In Criminal Cases If you have not bonded out, the court will automatically appoint a public defender for you at your first court date, called your arraignment. If you have bonded out and wish to be represented by a public defender, you must fill out an application and present it to the judge at your next court date.
Can charges be dropped before an arraignment?
It is possible for the judge to dismiss your case during an arraignment if he or she sees you’re the officers and the prosecution have a shaky foundation on which to charge you. Your attorney could ask the judge to drop the charges against you by filing a motion prior to your arraignment.
How do I prepare for an arraignment?
Other important preparations for your arraignment include: Wear a suit or a dress shirt and slacks or a skirt. Don’t wear beach wear, work-out clothing, or clothing with logos or sayings. Take care in grooming. Check in with a court officer or court clerk upon entering.
What’s the purpose of an arraignment?
At arraignment, the court formally informs a defendant of charges contained in an indictment or information, provides the defendant with a copy of the charging instrument, and takes the defendant’s answer to those charges in the form of a plea.
Do they drug test you at pretrial?
Introduction. Once your case gets started, as a condition of release, a judge could order you to do pre-trial services; then you have to go in and do some drug testing. They usually don’t have any drug counseling that happens ahead of time.
What happens at first court appearance?
Depending on what you have been charged with, the court may: order the police to serve on you a ‘brief of evidence’ set a court date for another mention (often referred to as a ‘first return’ date) before the actual hearing date. ask how many witnesses will give evidence for each side.

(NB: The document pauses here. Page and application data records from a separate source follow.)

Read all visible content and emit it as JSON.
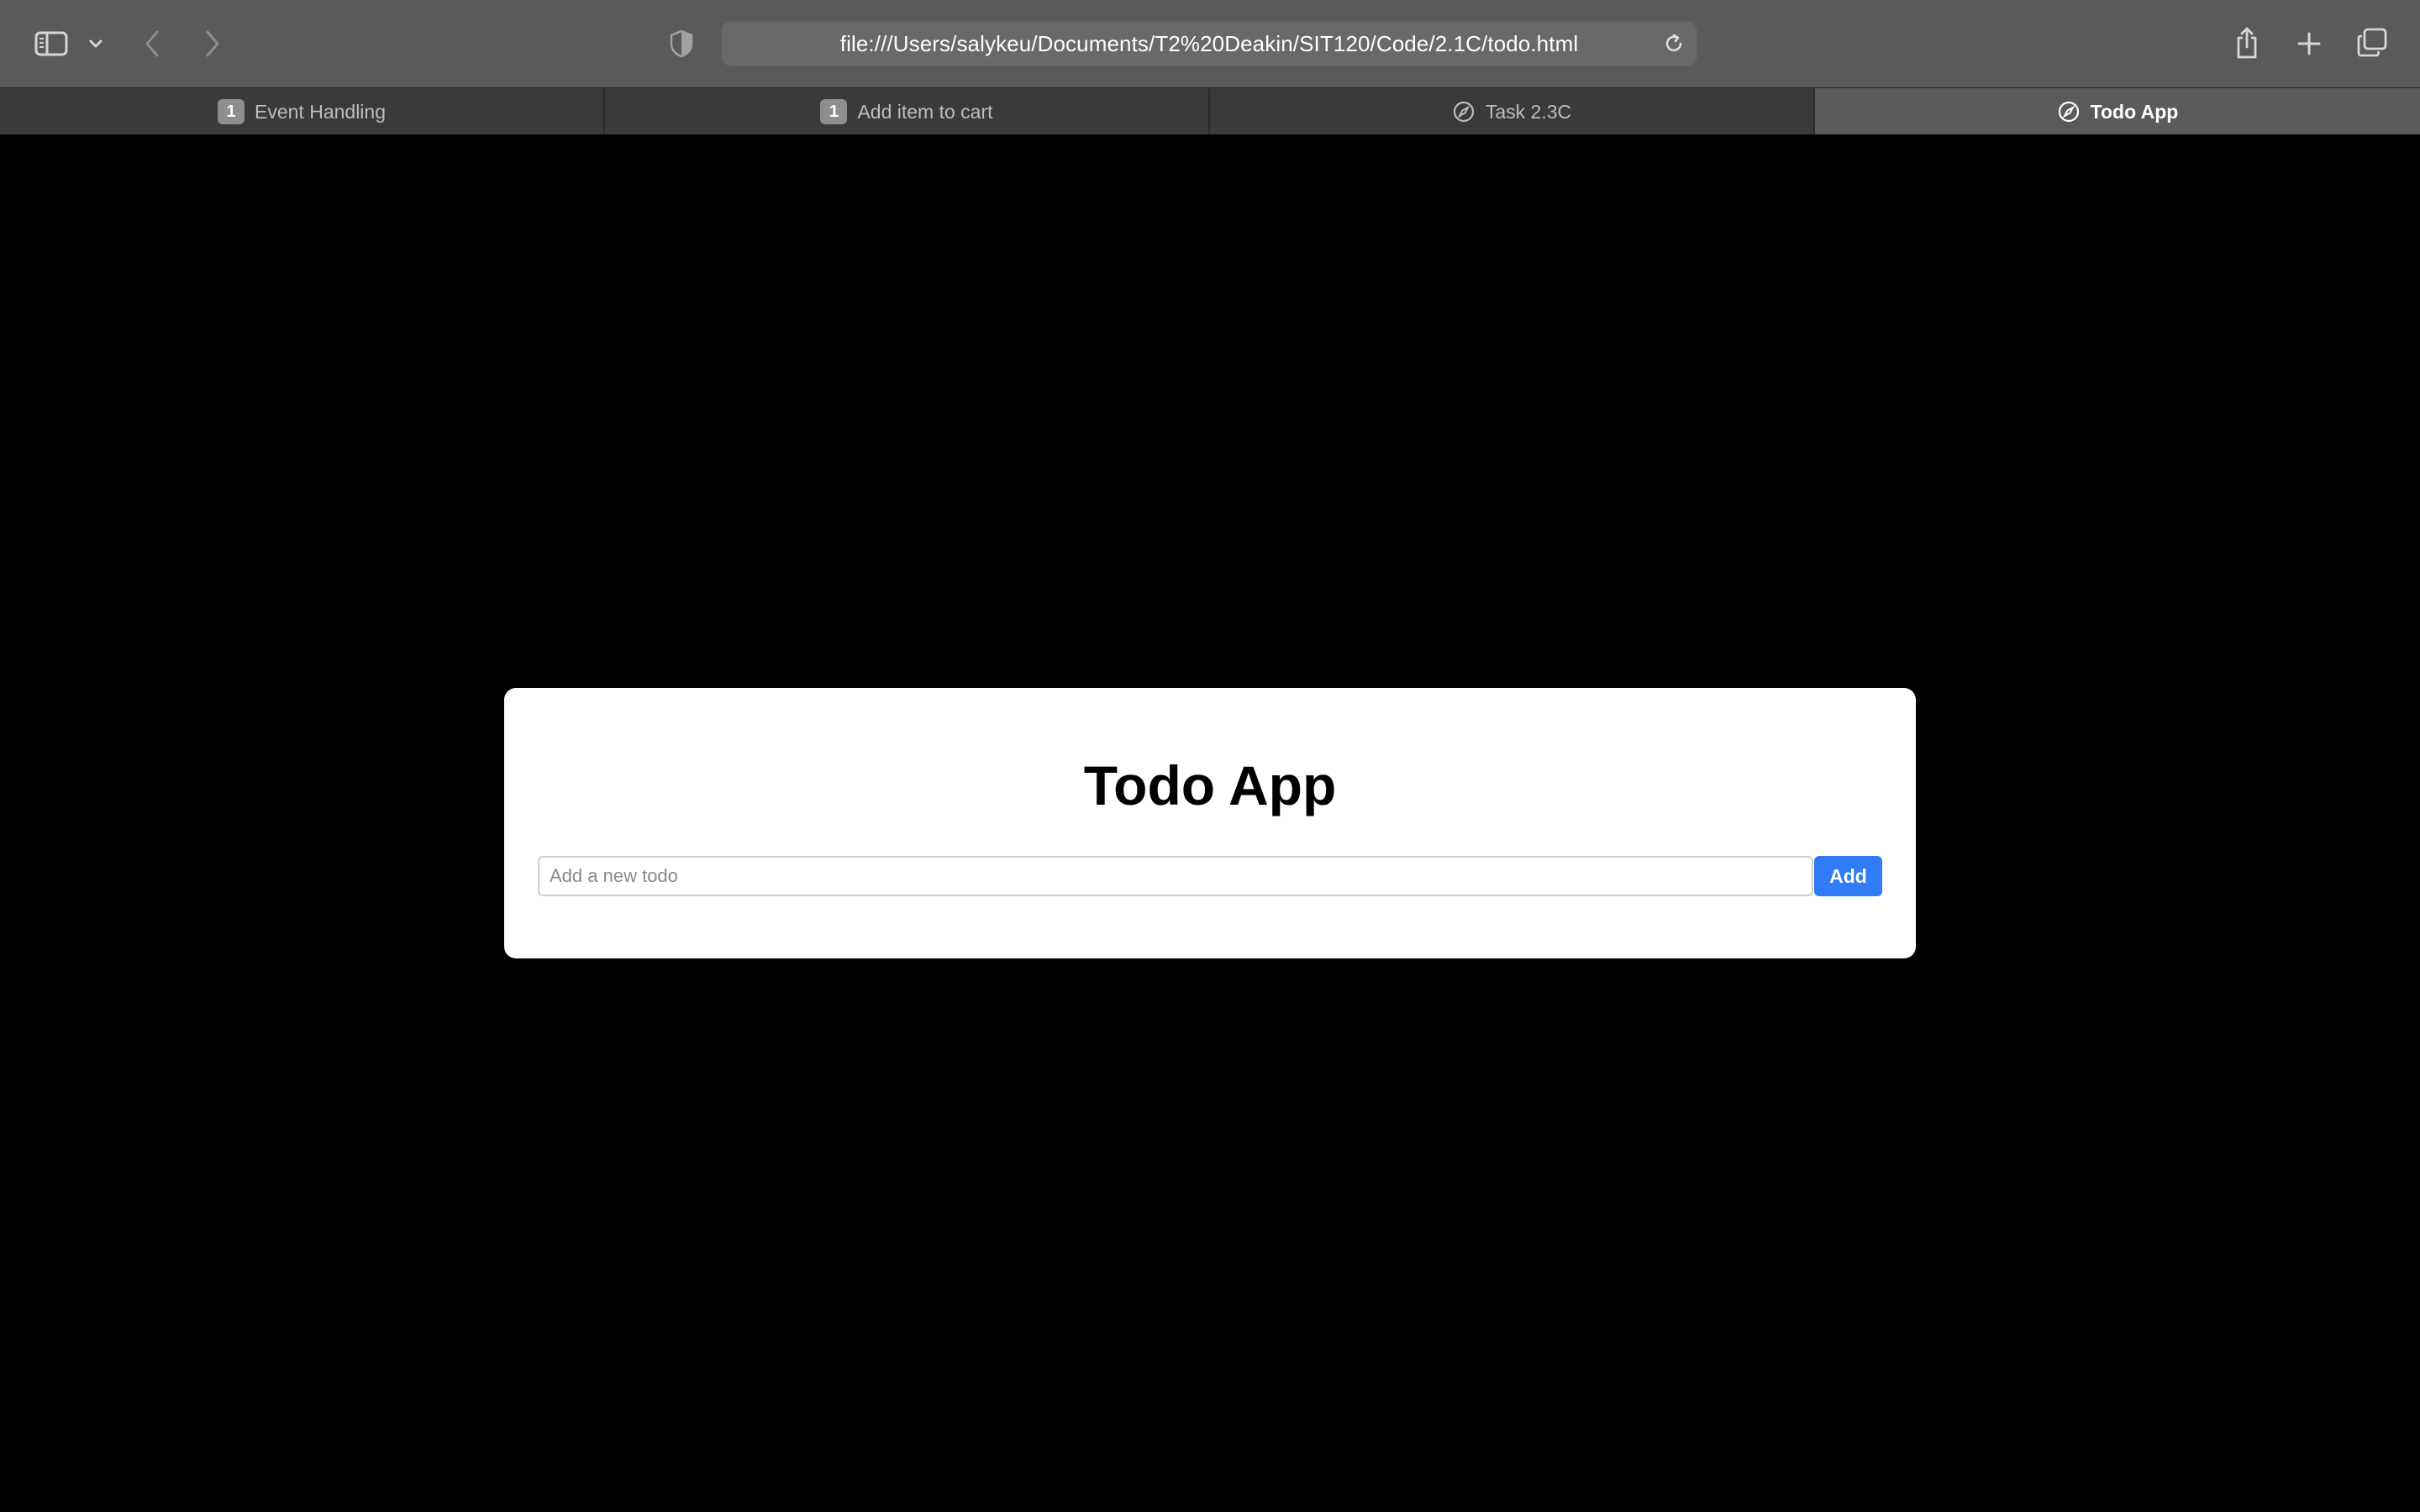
{
  "browser": {
    "url": "file:///Users/salykeu/Documents/T2%20Deakin/SIT120/Code/2.1C/todo.html",
    "icons": {
      "sidebar": "sidebar-icon",
      "sidebar_menu": "chevron-down-icon",
      "back": "chevron-left-icon",
      "forward": "chevron-right-icon",
      "privacy": "shield-icon",
      "reload": "reload-icon",
      "share": "share-icon",
      "new_tab": "plus-icon",
      "tab_overview": "tab-overview-icon"
    }
  },
  "tabs": [
    {
      "label": "Event Handling",
      "badge": "1",
      "active": false
    },
    {
      "label": "Add item to cart",
      "badge": "1",
      "active": false
    },
    {
      "label": "Task 2.3C",
      "icon": "compass-icon",
      "active": false
    },
    {
      "label": "Todo App",
      "icon": "compass-icon",
      "active": true
    }
  ],
  "app": {
    "title": "Todo App",
    "input_placeholder": "Add a new todo",
    "input_value": "",
    "add_label": "Add",
    "accent_color": "#2f7cf6"
  }
}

Can a misdemeanor ruin your life?
Less serious than a felony, a misdemeanor is a criminal charge that can be punished with fines and jail time. … However, a misdemeanor stays on your record for the rest of your life and is the type of charge where a defense attorney can help you out immensely.
Can I talk to a public defender before arraignment?
Can I get advice from a public defender before I appear at the first court date? Yes! … The best way to speak to a public defender is to call the Public Defender’s Office at the courthouse where you have been told to appear for arraignment and come in to speak with a lawyer in person.